Although hatha yoga—the exercise-based yoga—has many physical benefits, such as flexibility and muscle strengthening, researchers from the University of Illinois wanted to find out how it impacted on brain health.
They took another look at 11 studies—where participants' brains were monitored with MRI scans while they took part in courses of yoga—and discovered the exercises were helping to maintain the hippocampus, which is associated with memory processing.
The hippocampus can shrink as we get older, affecting our ability to remember events, and it's often the first structure in the brain that deteriorates with dementia and Alzheimer's.

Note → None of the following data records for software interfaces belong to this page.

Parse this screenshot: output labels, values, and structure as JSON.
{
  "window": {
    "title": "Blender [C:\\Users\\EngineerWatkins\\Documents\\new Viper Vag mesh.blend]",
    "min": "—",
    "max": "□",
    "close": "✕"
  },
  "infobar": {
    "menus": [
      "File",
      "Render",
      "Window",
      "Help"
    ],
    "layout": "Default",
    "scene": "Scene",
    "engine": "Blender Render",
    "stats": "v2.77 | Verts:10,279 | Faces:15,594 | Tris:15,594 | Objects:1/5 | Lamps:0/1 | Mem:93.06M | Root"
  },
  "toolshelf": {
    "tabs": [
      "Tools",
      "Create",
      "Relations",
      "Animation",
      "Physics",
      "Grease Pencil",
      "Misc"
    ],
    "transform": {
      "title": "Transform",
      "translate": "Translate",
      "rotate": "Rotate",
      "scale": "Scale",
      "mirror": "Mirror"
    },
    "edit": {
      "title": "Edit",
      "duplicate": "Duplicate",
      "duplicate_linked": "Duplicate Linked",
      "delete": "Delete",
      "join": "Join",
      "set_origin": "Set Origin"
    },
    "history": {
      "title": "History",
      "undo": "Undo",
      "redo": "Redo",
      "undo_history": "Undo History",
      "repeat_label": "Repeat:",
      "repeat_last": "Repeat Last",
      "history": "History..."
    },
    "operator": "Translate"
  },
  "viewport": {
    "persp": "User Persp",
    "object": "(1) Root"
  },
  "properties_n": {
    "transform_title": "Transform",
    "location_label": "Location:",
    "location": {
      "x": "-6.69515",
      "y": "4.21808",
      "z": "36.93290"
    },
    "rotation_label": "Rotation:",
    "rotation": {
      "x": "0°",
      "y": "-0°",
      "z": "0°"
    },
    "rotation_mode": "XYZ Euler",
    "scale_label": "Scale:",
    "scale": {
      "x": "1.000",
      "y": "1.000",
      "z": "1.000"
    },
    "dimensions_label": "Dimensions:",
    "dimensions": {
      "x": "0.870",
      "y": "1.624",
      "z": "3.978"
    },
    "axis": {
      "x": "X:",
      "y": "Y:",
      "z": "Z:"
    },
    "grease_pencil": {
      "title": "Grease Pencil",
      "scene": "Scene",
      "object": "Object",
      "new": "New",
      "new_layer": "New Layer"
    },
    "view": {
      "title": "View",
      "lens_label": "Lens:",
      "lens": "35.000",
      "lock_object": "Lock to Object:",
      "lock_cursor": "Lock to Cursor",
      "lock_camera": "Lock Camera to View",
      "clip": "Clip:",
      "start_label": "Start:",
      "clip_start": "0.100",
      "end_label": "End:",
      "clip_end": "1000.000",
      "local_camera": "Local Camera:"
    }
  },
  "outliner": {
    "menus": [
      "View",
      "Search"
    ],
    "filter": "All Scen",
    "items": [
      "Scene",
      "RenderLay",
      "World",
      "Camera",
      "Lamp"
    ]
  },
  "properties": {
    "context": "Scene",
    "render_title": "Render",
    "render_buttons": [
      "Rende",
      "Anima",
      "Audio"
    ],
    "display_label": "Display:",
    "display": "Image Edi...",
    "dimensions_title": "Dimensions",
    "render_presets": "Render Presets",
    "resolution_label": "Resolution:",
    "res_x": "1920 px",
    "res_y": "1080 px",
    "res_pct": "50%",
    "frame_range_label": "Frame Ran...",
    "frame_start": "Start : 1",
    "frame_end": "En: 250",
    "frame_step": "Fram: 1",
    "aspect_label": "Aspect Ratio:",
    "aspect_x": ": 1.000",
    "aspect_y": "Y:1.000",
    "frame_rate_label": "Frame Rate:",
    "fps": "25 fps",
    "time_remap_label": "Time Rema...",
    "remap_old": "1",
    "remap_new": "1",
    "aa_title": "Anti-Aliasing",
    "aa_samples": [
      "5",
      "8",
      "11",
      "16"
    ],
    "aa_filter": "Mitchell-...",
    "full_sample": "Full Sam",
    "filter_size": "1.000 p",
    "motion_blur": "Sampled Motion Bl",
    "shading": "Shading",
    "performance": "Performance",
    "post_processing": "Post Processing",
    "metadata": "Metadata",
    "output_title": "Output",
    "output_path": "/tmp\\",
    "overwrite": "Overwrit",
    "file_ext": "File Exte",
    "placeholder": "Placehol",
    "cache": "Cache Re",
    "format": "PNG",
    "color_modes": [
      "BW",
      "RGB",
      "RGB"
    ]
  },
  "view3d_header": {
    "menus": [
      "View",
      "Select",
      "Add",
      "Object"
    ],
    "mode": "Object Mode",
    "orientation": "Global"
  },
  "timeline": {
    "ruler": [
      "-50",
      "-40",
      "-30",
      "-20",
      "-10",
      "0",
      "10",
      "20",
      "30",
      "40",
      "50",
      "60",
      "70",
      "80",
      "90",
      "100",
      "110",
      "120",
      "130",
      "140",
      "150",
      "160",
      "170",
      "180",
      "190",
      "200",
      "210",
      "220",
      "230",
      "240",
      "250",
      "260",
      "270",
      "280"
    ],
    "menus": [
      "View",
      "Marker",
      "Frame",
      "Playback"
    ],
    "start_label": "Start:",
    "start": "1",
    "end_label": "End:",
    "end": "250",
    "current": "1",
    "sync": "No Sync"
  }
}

Another area of the brain, the amygdala, which helps regulate emotions, tended to be larger in yoga practitioners, as were the prefrontal cortex, cingulate cortex and some of the brain's networks.
The prefrontal cortex helps us plan and make decisions, the researchers said.
The brain's physical improvements were played out in cognitive tests where practitioners often outperformed people who didn't use the exercise.
The researchers were surprised by the results, which found that yoga was as good for brain health as aerobic exercise.
"Yoga isn't aerobic, so there must be other mechanisms leading to these brain changes", said researcher Neha Gothe.
One possibility is that yoga helps reduce stress, anxiety and depression, and this may be having a positive impact on the brain.
The Get Well Show
If you are keen to learn more on some of the conditions mentioned in this topic, the Get Well Show is your chance to hear from some of the leading minds in alternative medicine.
Regular WDDTY contributor, Charlotte Watts, will be running a yoga and somatics session to help relieve stress & burnout on Sunday, February 23rd.